With rising seas swallowing Bangladesh’s land and kidnappings a regular hazard, families scraping a living farming crab and shrimp in one of the world’s largest mangrove forests are fighting to survive
“The river is so hungry,” says Peramin Ishak, as he gestures to a missing arc of land from the muddy embankment. “It just keeps eating the land.”
From his village of Datina Khali, which rests on the edge of the Bangladeshi Sundarbans, Ishak has watched the river swallow up a three hectare (seven acre) chunk of land in the past decade.Continue reading...
Australia now has a standard for residential battery storage installations. We look at what it means for customers, and installers.
The post Australia’s new battery installation standard – what does it mean for you? appeared first on RenewEconomy.
A potential closure of Alcoa's Portland smelter would have huge ramifications for the Australian grid. It would remove the biggest customer of brown coal, and ironically accelerate the transition to clean energy that it cannot afford to wait for.
The post Australia’s dirty grid may kill its biggest customers, and the case for coal appeared first on RenewEconomy.

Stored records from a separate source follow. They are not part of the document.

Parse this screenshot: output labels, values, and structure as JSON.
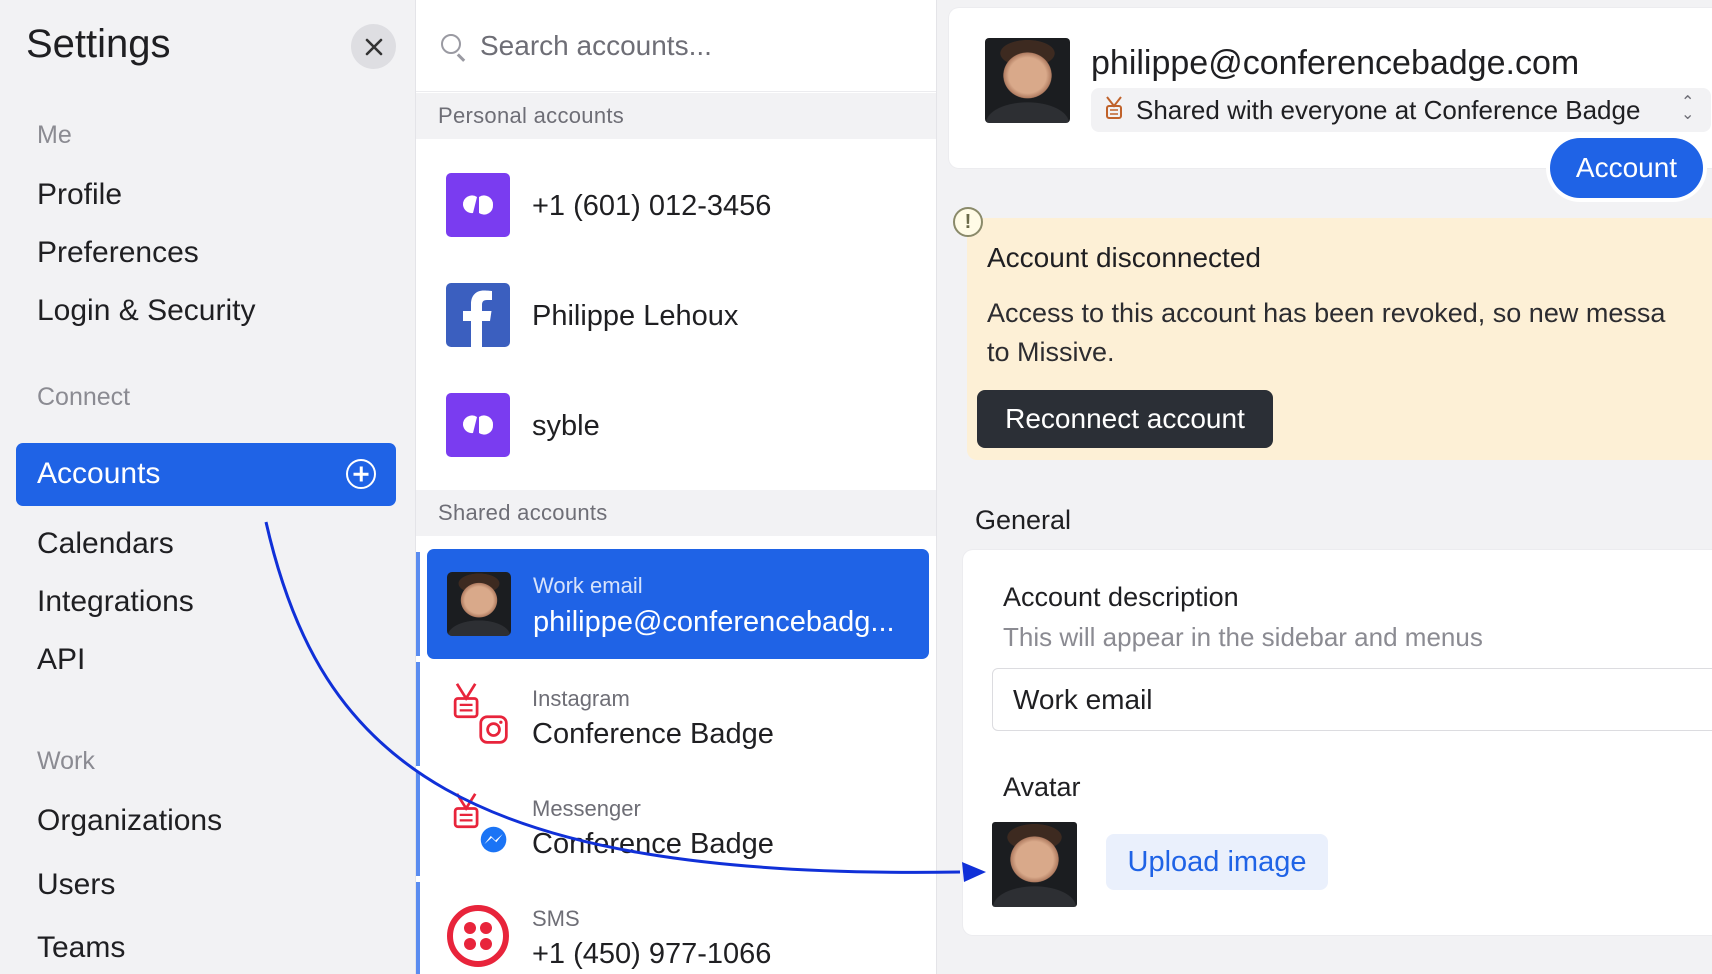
{
  "sidebar": {
    "title": "Settings",
    "sections": [
      {
        "label": "Me",
        "items": [
          "Profile",
          "Preferences",
          "Login & Security"
        ]
      },
      {
        "label": "Connect",
        "items": [
          "Accounts",
          "Calendars",
          "Integrations",
          "API"
        ]
      },
      {
        "label": "Work",
        "items": [
          "Organizations",
          "Users",
          "Teams"
        ]
      }
    ],
    "active_item": "Accounts"
  },
  "accounts_list": {
    "search_placeholder": "Search accounts...",
    "personal_header": "Personal accounts",
    "personal": [
      {
        "name": "+1 (601) 012-3456",
        "icon": "missive-icon"
      },
      {
        "name": "Philippe Lehoux",
        "icon": "facebook-icon"
      },
      {
        "name": "syble",
        "icon": "missive-icon"
      }
    ],
    "shared_header": "Shared accounts",
    "shared": [
      {
        "type": "Work email",
        "name": "philippe@conferencebadg...",
        "icon": "avatar"
      },
      {
        "type": "Instagram",
        "name": "Conference Badge",
        "icon": "instagram-badge-icon"
      },
      {
        "type": "Messenger",
        "name": "Conference Badge",
        "icon": "messenger-badge-icon"
      },
      {
        "type": "SMS",
        "name": "+1 (450) 977-1066",
        "icon": "twilio-icon"
      }
    ]
  },
  "detail": {
    "email": "philippe@conferencebadge.com",
    "sharing": "Shared with everyone at Conference Badge",
    "account_button": "Account",
    "alert": {
      "title": "Account disconnected",
      "body": "Access to this account has been revoked, so new messa\nto Missive.",
      "button": "Reconnect account"
    },
    "general_header": "General",
    "description_label": "Account description",
    "description_hint": "This will appear in the sidebar and menus",
    "description_value": "Work email",
    "avatar_label": "Avatar",
    "upload_button": "Upload image"
  },
  "colors": {
    "accent": "#1f63e6",
    "alert_bg": "#fdf0d6",
    "sidebar_bg": "#f2f2f4",
    "missive_purple": "#7a3cf0",
    "facebook_blue": "#3b5fbf",
    "twilio_red": "#e8243b"
  }
}
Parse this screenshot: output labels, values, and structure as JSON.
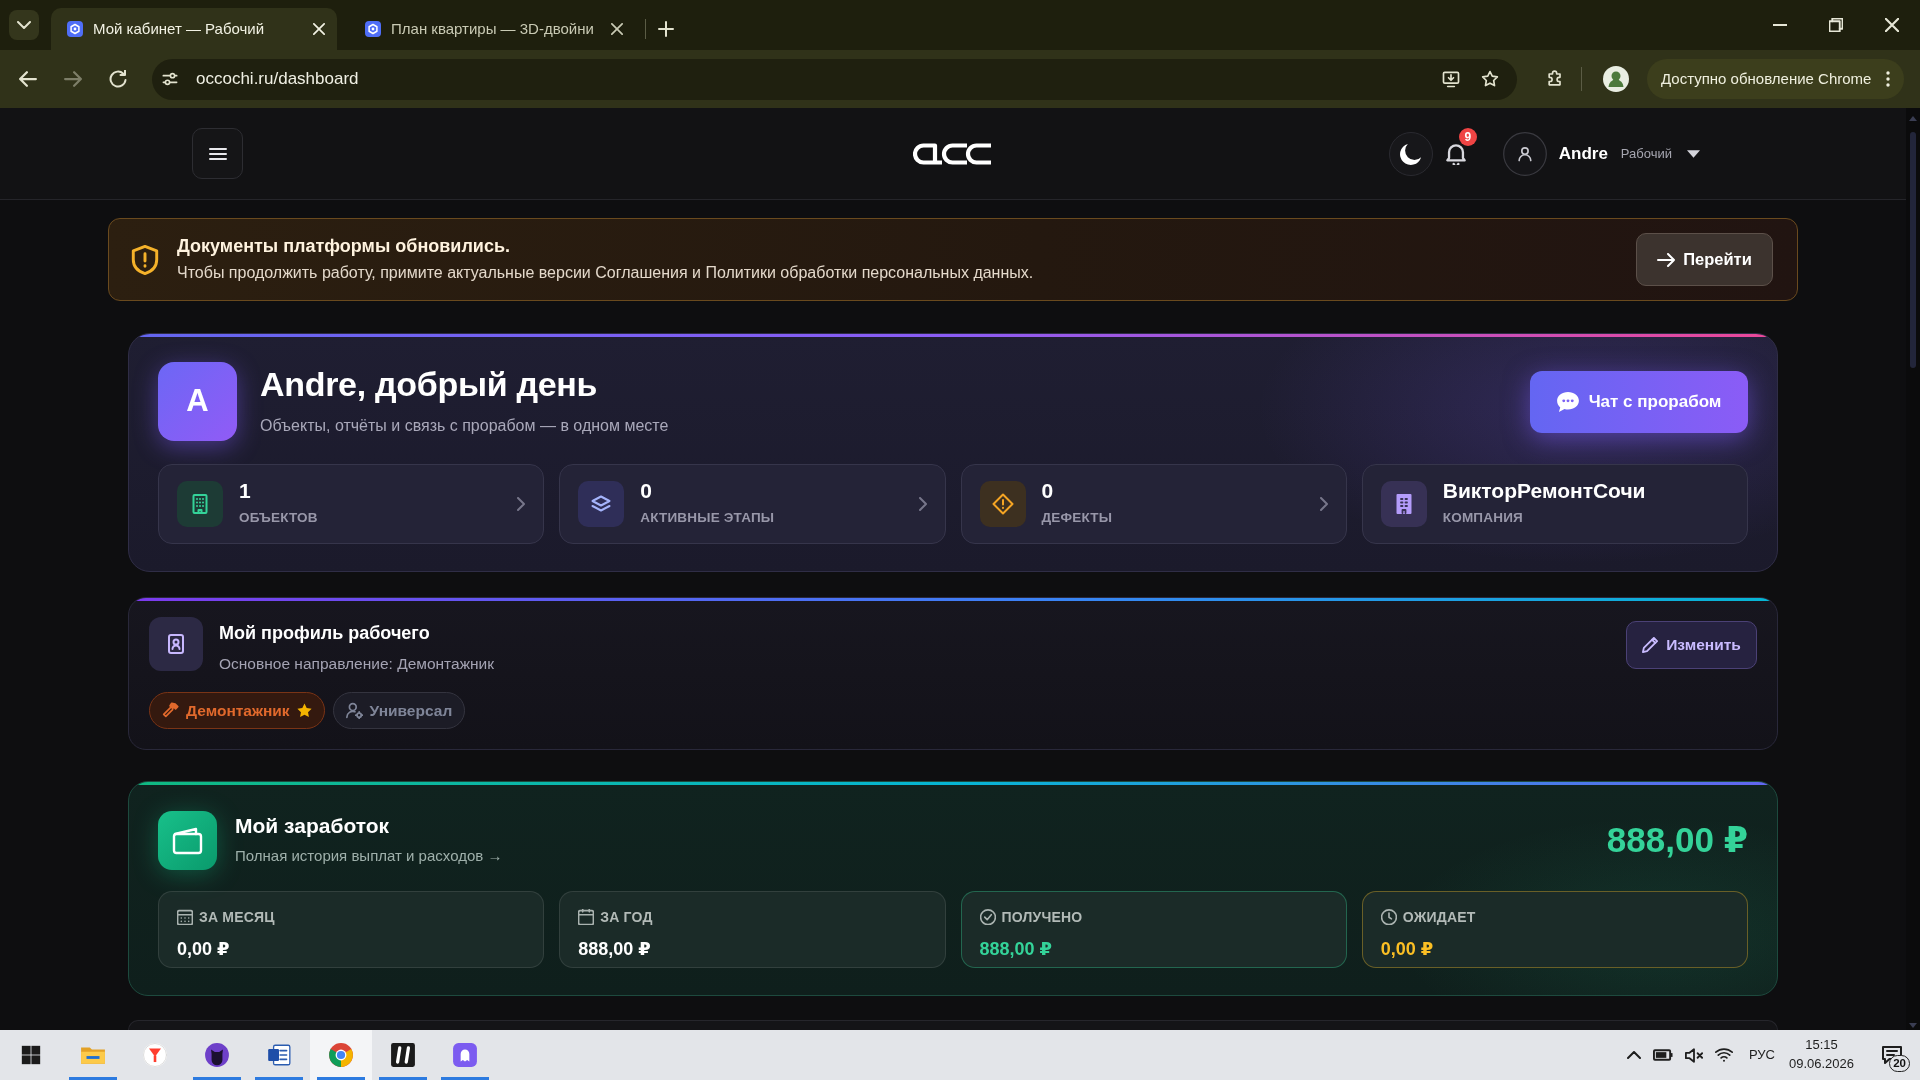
{
  "browser": {
    "tabs": [
      {
        "title": "Мой кабинет — Рабочий",
        "selected": true
      },
      {
        "title": "План квартиры — 3D-двойни",
        "selected": false
      }
    ],
    "nav_buttons": [
      {
        "kind": "back",
        "disabled": false
      },
      {
        "kind": "forward",
        "disabled": true
      },
      {
        "kind": "reload",
        "disabled": false
      }
    ],
    "address": "occochi.ru/dashboard",
    "update_button": "Доступно обновление Chrome"
  },
  "header": {
    "notifications": "9",
    "user_name": "Andre",
    "user_role": "Рабочий"
  },
  "notice": {
    "title": "Документы платформы обновились.",
    "text": "Чтобы продолжить работу, примите актуальные версии Соглашения и Политики обработки персональных данных.",
    "button": "Перейти"
  },
  "greeting": {
    "avatar": "A",
    "title": "Andre, добрый день",
    "subtitle": "Объекты, отчёты и связь с прорабом — в одном месте",
    "chat_button": "Чат с прорабом",
    "stats": [
      {
        "kind": "objects",
        "value": "1",
        "label": "ОБЪЕКТОВ",
        "link": true
      },
      {
        "kind": "stages",
        "value": "0",
        "label": "АКТИВНЫЕ ЭТАПЫ",
        "link": true
      },
      {
        "kind": "defects",
        "value": "0",
        "label": "ДЕФЕКТЫ",
        "link": true
      },
      {
        "kind": "company",
        "value": "ВикторРемонтСочи",
        "label": "КОМПАНИЯ",
        "link": false
      }
    ]
  },
  "profile": {
    "title": "Мой профиль рабочего",
    "subtitle": "Основное направление: Демонтажник",
    "edit_button": "Изменить",
    "tags": [
      {
        "kind": "main",
        "label": "Демонтажник",
        "starred": true
      },
      {
        "kind": "extra",
        "label": "Универсал",
        "starred": false
      }
    ]
  },
  "earnings": {
    "title": "Мой заработок",
    "history_link": "Полная история выплат и расходов →",
    "total": "888,00 ₽",
    "stats": [
      {
        "kind": "month",
        "label": "ЗА МЕСЯЦ",
        "value": "0,00 ₽",
        "color": "#ffffff"
      },
      {
        "kind": "year",
        "label": "ЗА ГОД",
        "value": "888,00 ₽",
        "color": "#ffffff"
      },
      {
        "kind": "received",
        "label": "ПОЛУЧЕНО",
        "value": "888,00 ₽",
        "color": "#34d399"
      },
      {
        "kind": "pending",
        "label": "ОЖИДАЕТ",
        "value": "0,00 ₽",
        "color": "#fbbf24"
      }
    ]
  },
  "taskbar": {
    "apps": [
      {
        "kind": "folder",
        "running": true,
        "selected": false
      },
      {
        "kind": "funnel",
        "running": false,
        "selected": false
      },
      {
        "kind": "cat",
        "running": true,
        "selected": false
      },
      {
        "kind": "document",
        "running": true,
        "selected": false
      },
      {
        "kind": "chrome",
        "running": true,
        "selected": true
      },
      {
        "kind": "slash",
        "running": true,
        "selected": false
      },
      {
        "kind": "ghost",
        "running": true,
        "selected": false
      }
    ],
    "language": "РУС",
    "time": "15:15",
    "date": "09.06.2026",
    "notifications": "20"
  }
}
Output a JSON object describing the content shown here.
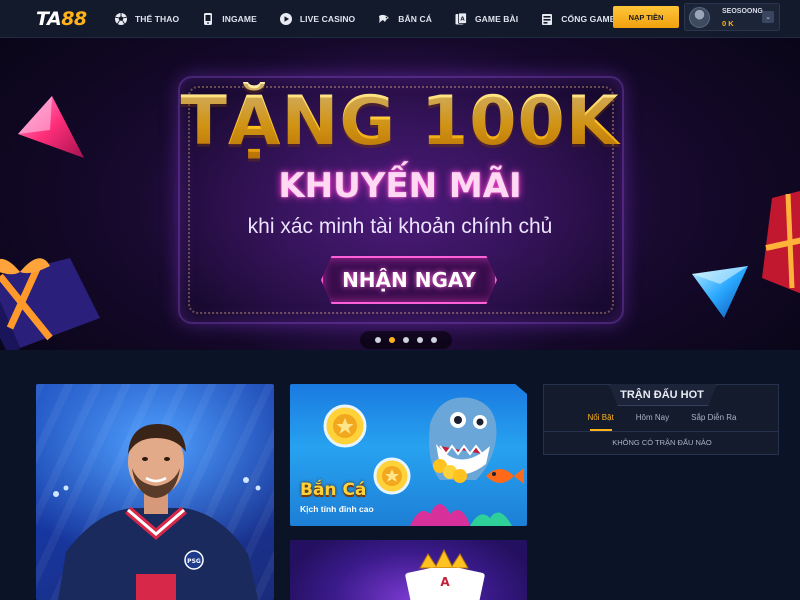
{
  "brand": {
    "logo_text": "TA",
    "logo_num": "88"
  },
  "nav": {
    "items": [
      {
        "label": "THỂ THAO",
        "icon": "soccer-ball-icon"
      },
      {
        "label": "INGAME",
        "icon": "mobile-game-icon"
      },
      {
        "label": "LIVE CASINO",
        "icon": "live-play-icon"
      },
      {
        "label": "BẮN CÁ",
        "icon": "fish-icon"
      },
      {
        "label": "GAME BÀI",
        "icon": "cards-icon"
      },
      {
        "label": "CỔNG GAMES",
        "icon": "game-portal-icon",
        "has_dropdown": true
      }
    ]
  },
  "account": {
    "deposit_label": "NẠP TIỀN",
    "username": "SEOSOONG",
    "balance": "0 K"
  },
  "banner": {
    "headline": "TẶNG 100K",
    "subheadline": "KHUYẾN MÃI",
    "tagline": "khi xác minh tài khoản chính chủ",
    "cta_label": "NHẬN NGAY",
    "slides_count": 5,
    "active_slide": 2
  },
  "promos": {
    "fishing": {
      "title": "Bắn Cá",
      "subtitle": "Kịch tính đỉnh cao"
    }
  },
  "hot_matches": {
    "title": "TRẬN ĐẤU HOT",
    "tabs": [
      "Nổi Bật",
      "Hôm Nay",
      "Sắp Diễn Ra"
    ],
    "active_tab": 0,
    "empty_text": "KHÔNG CÓ TRẬN ĐẤU NÀO"
  },
  "colors": {
    "background": "#0b1426",
    "topbar": "#131a2b",
    "accent": "#ffb21c",
    "neon_pink": "#ff5fd8"
  }
}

Quick poll of renewable energy developers finds overwhelming opposition to AEMC's proposed complex new market signals.
The post Renewable industry rejects AEMC new pricing proposals, fears investment halt appeared first on RenewEconomy.
More than one in five shareholders support exiting groups ‘inconsistent’ with Paris climate goals
More than one in five shareholders of mining giant BHP have backed a resolution calling on the company to resign its membership of any industry associations whose advocacy is “inconsistent” with the Paris climate change agreement.
BHP’s board recommended shareholders vote against the resolution at its annual meeting in London, but 22% of shareholders voted in favour, with another 7% abstaining.Continue reading...
Alinta says solar power deal for Fortescue iron ore means proof that renewables can drive Australia’s economic powerhouses.
The post Fortescue signs up to Alinta plans to use solar to power huge iron ore mines appeared first on RenewEconomy.
Angus Taylor expects up to six new projects will be approved under the underwriting scheme before the end of the year, and is likely to favour fossil fuels.
The post Taylor’s underwriting scheme could choose first six projects ‘by Christmas’ appeared first on RenewEconomy.
Oliver Woldring and Jose Zapata from ITP Renewables discuss OpenCem, which allows people to model their own energy transition. Plus: AEMC’s new rules.
The post Energy Insiders Podcast: Australia’s future grid? You decide appeared first on RenewEconomy.
ACT climate change minister Shane Rattenbury outlines the territory’s zero emissions strategy for transport, starting with the government fleet.
The post The Driven Podcast: Leading the charge to electric transport appeared first on RenewEconomy.
Global environment editor Jonathan Watts discusses the Guardian’s investigation into the fossil fuel industry, and the structures that need to change to halt the climate emergency. And: Gary Younge on Donald Trump’s mental health
The Guardian’s global environment editor, Jonathan Watts, tells Anushka Asthana about the polluters series, which identified 20 fossil fuel companies whose relentless exploitation of the world’s oil, gas and coal reserves can be directly linked to more than one-third of all greenhouse gas emissions in the modern era.
The project shows many of the worst offenders are investor-owned companies that are household names around the world and spend billions of pounds on lobbying governments and portraying themselves as environmentally responsible. They discuss the systemic changes that would need to take place to change the way the world produces and uses fossil fuels.Continue reading...